## Activity
Select and copy out every line in the records containing "Lanning".

**** Data shown ****

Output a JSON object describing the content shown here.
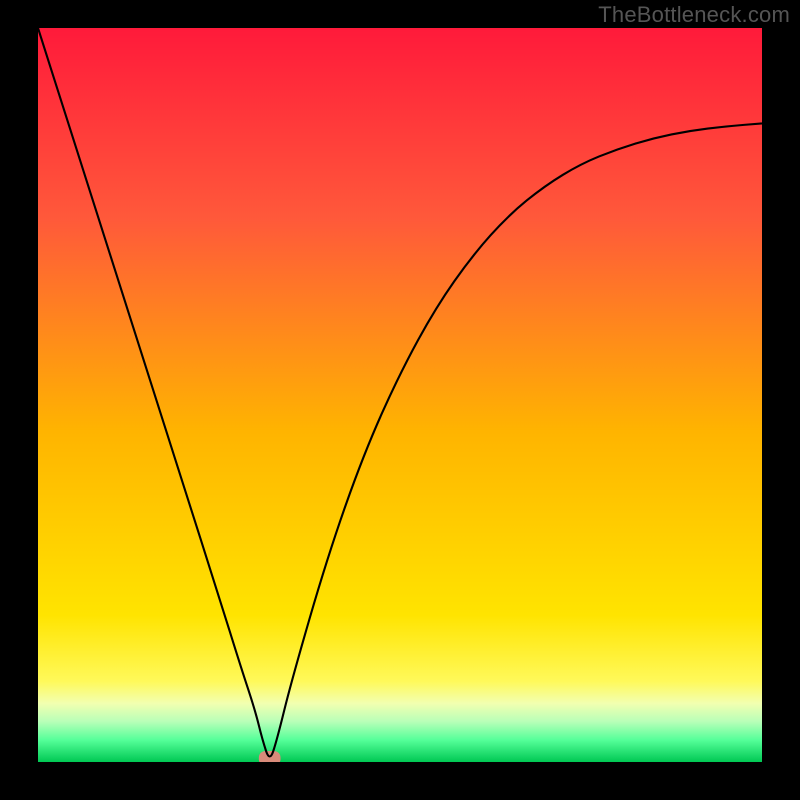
{
  "attribution": "TheBottleneck.com",
  "chart_data": {
    "type": "line",
    "title": "",
    "xlabel": "",
    "ylabel": "",
    "xlim": [
      0,
      100
    ],
    "ylim": [
      0,
      100
    ],
    "background_gradient": {
      "top": "#ff1a3a",
      "mid": "#ffd400",
      "bottom_band_1": "#f7ff6a",
      "bottom_band_2": "#66ff99",
      "bottom": "#00c853"
    },
    "series": [
      {
        "name": "bottleneck-curve",
        "color": "#000000",
        "x": [
          0,
          5,
          10,
          15,
          20,
          25,
          28,
          30,
          31,
          32,
          33,
          35,
          40,
          45,
          50,
          55,
          60,
          65,
          70,
          75,
          80,
          85,
          90,
          95,
          100
        ],
        "y": [
          100,
          84.5,
          69,
          53.5,
          38,
          22.5,
          13,
          7,
          3,
          0,
          3,
          11,
          28,
          42,
          53,
          62,
          69,
          74.5,
          78.5,
          81.5,
          83.5,
          85,
          86,
          86.6,
          87
        ]
      }
    ],
    "marker": {
      "x": 32,
      "y": 0.5,
      "color": "#d98b7a",
      "width": 3.0,
      "height": 2.0,
      "shape": "rounded-rect"
    }
  }
}
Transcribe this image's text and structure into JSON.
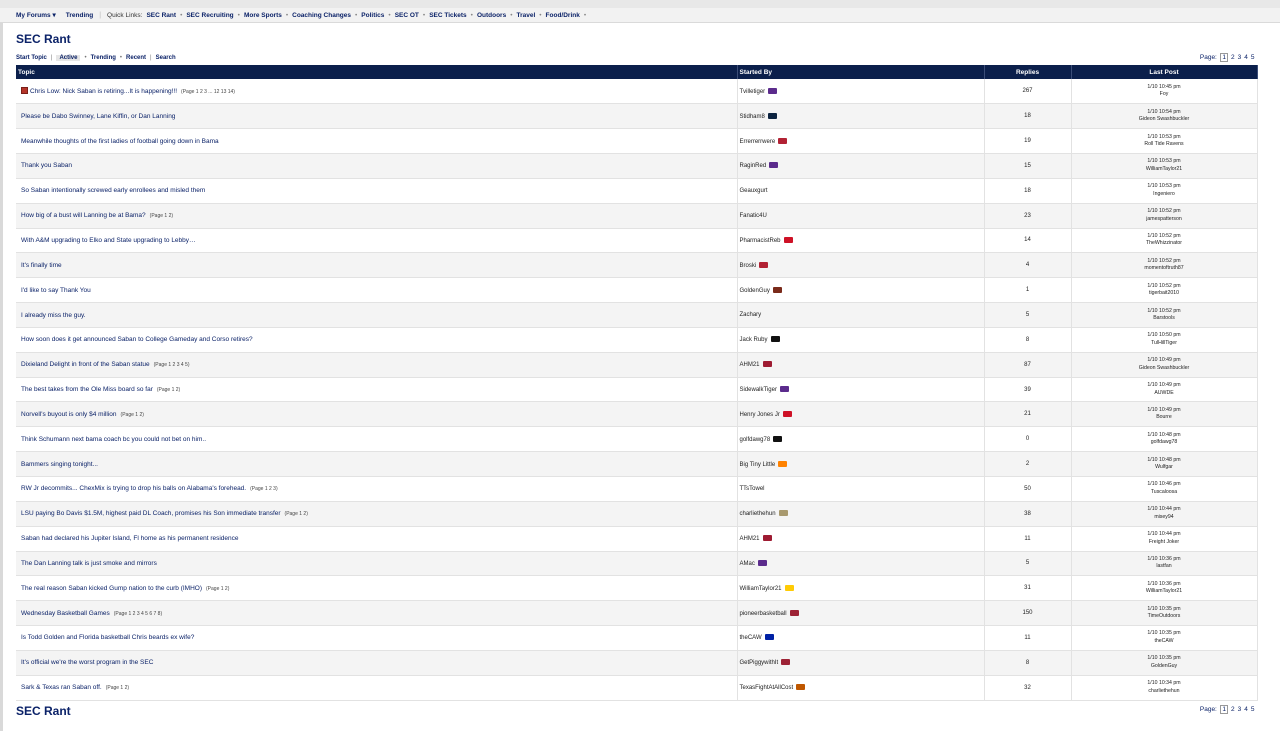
{
  "nav": {
    "my_forums": "My Forums ▾",
    "trending": "Trending",
    "quick_links_label": "Quick Links:",
    "quick_links": [
      "SEC Rant",
      "SEC Recruiting",
      "More Sports",
      "Coaching Changes",
      "Politics",
      "SEC OT",
      "SEC Tickets",
      "Outdoors",
      "Travel",
      "Food/Drink"
    ]
  },
  "page_title": "SEC Rant",
  "subnav": {
    "start_topic": "Start Topic",
    "active": "Active",
    "trending": "Trending",
    "recent": "Recent",
    "search": "Search"
  },
  "pager": {
    "label": "Page:",
    "pages": [
      "1",
      "2",
      "3",
      "4",
      "5"
    ],
    "current": "1"
  },
  "columns": {
    "topic": "Topic",
    "started_by": "Started By",
    "replies": "Replies",
    "last_post": "Last Post"
  },
  "topics": [
    {
      "title": "Chris Low: Nick Saban is retiring...It is happening!!!",
      "pages": "(Page 1 2 3 ... 12 13 14)",
      "author": "Tvilletiger",
      "logo": "lsu-logo",
      "replies": "267",
      "last_time": "1/10 10:45 pm",
      "last_user": "Foy",
      "hot": true
    },
    {
      "title": "Please be Dabo Swinney, Lane Kiffin, or Dan Lanning",
      "pages": "",
      "author": "Stidham8",
      "logo": "auburn-logo",
      "replies": "18",
      "last_time": "1/10 10:54 pm",
      "last_user": "Gideon Swashbuckler"
    },
    {
      "title": "Meanwhile thoughts of the first ladies of football going down in Bama",
      "pages": "",
      "author": "Errerrerrwere",
      "logo": "usa-flag",
      "replies": "19",
      "last_time": "1/10 10:53 pm",
      "last_user": "Roll Tide Ravens"
    },
    {
      "title": "Thank you Saban",
      "pages": "",
      "author": "RaginRed",
      "logo": "lsu-logo",
      "replies": "15",
      "last_time": "1/10 10:53 pm",
      "last_user": "WilliamTaylor21"
    },
    {
      "title": "So Saban intentionally screwed early enrollees and misled them",
      "pages": "",
      "author": "Geauxgurt",
      "logo": "",
      "replies": "18",
      "last_time": "1/10 10:53 pm",
      "last_user": "Ingeniero"
    },
    {
      "title": "How big of a bust will Lanning be at Bama?",
      "pages": "(Page 1 2)",
      "author": "Fanatic4U",
      "logo": "",
      "replies": "23",
      "last_time": "1/10 10:52 pm",
      "last_user": "jamespatterson"
    },
    {
      "title": "With A&M upgrading to Elko and State upgrading to Lebby…",
      "pages": "",
      "author": "PharmacistReb",
      "logo": "ole-miss-logo",
      "replies": "14",
      "last_time": "1/10 10:52 pm",
      "last_user": "TheWhizzinator"
    },
    {
      "title": "It's finally time",
      "pages": "",
      "author": "Broski",
      "logo": "usa-flag",
      "replies": "4",
      "last_time": "1/10 10:52 pm",
      "last_user": "momentoftruth87"
    },
    {
      "title": "I'd like to say Thank You",
      "pages": "",
      "author": "GoldenGuy",
      "logo": "trophy-logo",
      "replies": "1",
      "last_time": "1/10 10:52 pm",
      "last_user": "tigerbait2010"
    },
    {
      "title": "I already miss the guy.",
      "pages": "",
      "author": "Zachary",
      "logo": "",
      "replies": "5",
      "last_time": "1/10 10:52 pm",
      "last_user": "Barstools"
    },
    {
      "title": "How soon does it get announced Saban to College Gameday and Corso retires?",
      "pages": "",
      "author": "Jack Ruby",
      "logo": "black-flag",
      "replies": "8",
      "last_time": "1/10 10:50 pm",
      "last_user": "TulHillTiger"
    },
    {
      "title": "Dixieland Delight in front of the Saban statue",
      "pages": "(Page 1 2 3 4 5)",
      "author": "AHM21",
      "logo": "alabama-logo",
      "replies": "87",
      "last_time": "1/10 10:49 pm",
      "last_user": "Gideon Swashbuckler"
    },
    {
      "title": "The best takes from the Ole Miss board so far",
      "pages": "(Page 1 2)",
      "author": "SidewalkTiger",
      "logo": "lsu-logo",
      "replies": "39",
      "last_time": "1/10 10:49 pm",
      "last_user": "AUWDE"
    },
    {
      "title": "Norvell's buyout is only $4 million",
      "pages": "(Page 1 2)",
      "author": "Henry Jones Jr",
      "logo": "ole-miss-logo",
      "replies": "21",
      "last_time": "1/10 10:49 pm",
      "last_user": "Bourre"
    },
    {
      "title": "Think Schumann next bama coach bc you could not bet on him..",
      "pages": "",
      "author": "golfdawg78",
      "logo": "georgia-logo",
      "replies": "0",
      "last_time": "1/10 10:48 pm",
      "last_user": "golfdawg78"
    },
    {
      "title": "Bammers singing tonight...",
      "pages": "",
      "author": "Big Tiny Little",
      "logo": "tennessee-logo",
      "replies": "2",
      "last_time": "1/10 10:48 pm",
      "last_user": "Wulfgar"
    },
    {
      "title": "RW Jr decommits... ChexMix is trying to drop his balls on Alabama's forehead.",
      "pages": "(Page 1 2 3)",
      "author": "TTsTowel",
      "logo": "",
      "replies": "50",
      "last_time": "1/10 10:46 pm",
      "last_user": "Tuscaloosa"
    },
    {
      "title": "LSU paying Bo Davis $1.5M, highest paid DL Coach, promises his Son immediate transfer",
      "pages": "(Page 1 2)",
      "author": "charliethehun",
      "logo": "vanderbilt-logo",
      "replies": "38",
      "last_time": "1/10 10:44 pm",
      "last_user": "misey94"
    },
    {
      "title": "Saban had declared his Jupiter Island, Fl home as his permanent residence",
      "pages": "",
      "author": "AHM21",
      "logo": "alabama-logo",
      "replies": "11",
      "last_time": "1/10 10:44 pm",
      "last_user": "Freight Joker"
    },
    {
      "title": "The Dan Lanning talk is just smoke and mirrors",
      "pages": "",
      "author": "AMac",
      "logo": "lsu-logo",
      "replies": "5",
      "last_time": "1/10 10:36 pm",
      "last_user": "lastfan"
    },
    {
      "title": "The real reason Saban kicked Gump nation to the curb (IMHO)",
      "pages": "(Page 1 2)",
      "author": "WilliamTaylor21",
      "logo": "michigan-logo",
      "replies": "31",
      "last_time": "1/10 10:36 pm",
      "last_user": "WilliamTaylor21"
    },
    {
      "title": "Wednesday Basketball Games",
      "pages": "(Page 1 2 3 4 5 6 7 8)",
      "author": "pioneerbasketball",
      "logo": "arkansas-logo",
      "replies": "150",
      "last_time": "1/10 10:35 pm",
      "last_user": "TimeOutdoors"
    },
    {
      "title": "Is Todd Golden and Florida basketball Chris beards ex wife?",
      "pages": "",
      "author": "theCAW",
      "logo": "florida-logo",
      "replies": "11",
      "last_time": "1/10 10:35 pm",
      "last_user": "theCAW"
    },
    {
      "title": "It's official we're the worst program in the SEC",
      "pages": "",
      "author": "GetPiggywithIt",
      "logo": "arkansas-logo",
      "replies": "8",
      "last_time": "1/10 10:35 pm",
      "last_user": "GoldenGuy"
    },
    {
      "title": "Sark & Texas ran Saban off.",
      "pages": "(Page 1 2)",
      "author": "TexasFightAtAllCost",
      "logo": "texas-logo",
      "replies": "32",
      "last_time": "1/10 10:34 pm",
      "last_user": "charliethehun"
    }
  ],
  "logo_colors": {
    "lsu-logo": "#5b2b8c",
    "auburn-logo": "#0c2340",
    "usa-flag": "#b22234",
    "ole-miss-logo": "#ce1126",
    "trophy-logo": "#7a2a1a",
    "black-flag": "#111111",
    "alabama-logo": "#9e1b32",
    "georgia-logo": "#111111",
    "tennessee-logo": "#ff8200",
    "vanderbilt-logo": "#a8996e",
    "michigan-logo": "#ffcb05",
    "arkansas-logo": "#9d2235",
    "florida-logo": "#0021a5",
    "texas-logo": "#bf5700"
  },
  "footer_title": "SEC Rant"
}
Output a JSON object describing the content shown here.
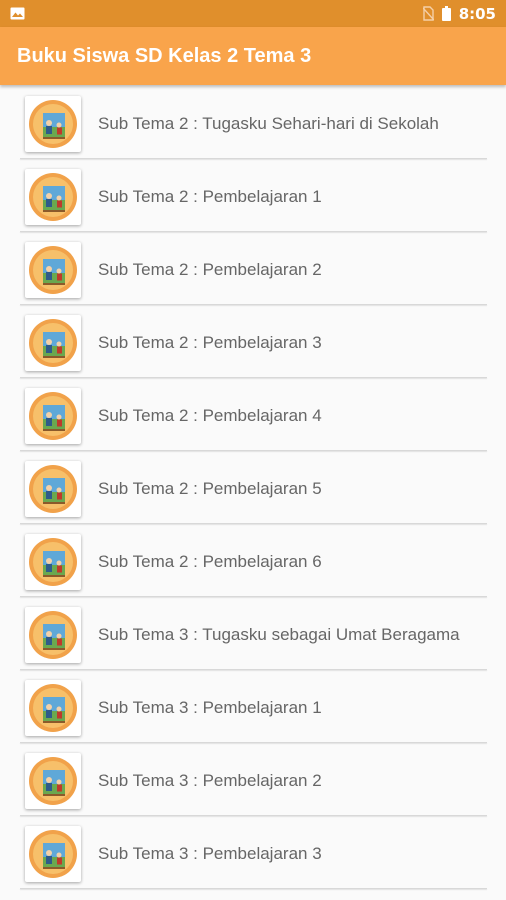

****

## Expected output
      "title": "Please be Dabo Swinney, Lane Kiffin, or Dan Lanning",
      "title": "How big of a bust will Lanning be at Bama?",
      "title": "The Dan Lanning talk is just smoke and mirrors",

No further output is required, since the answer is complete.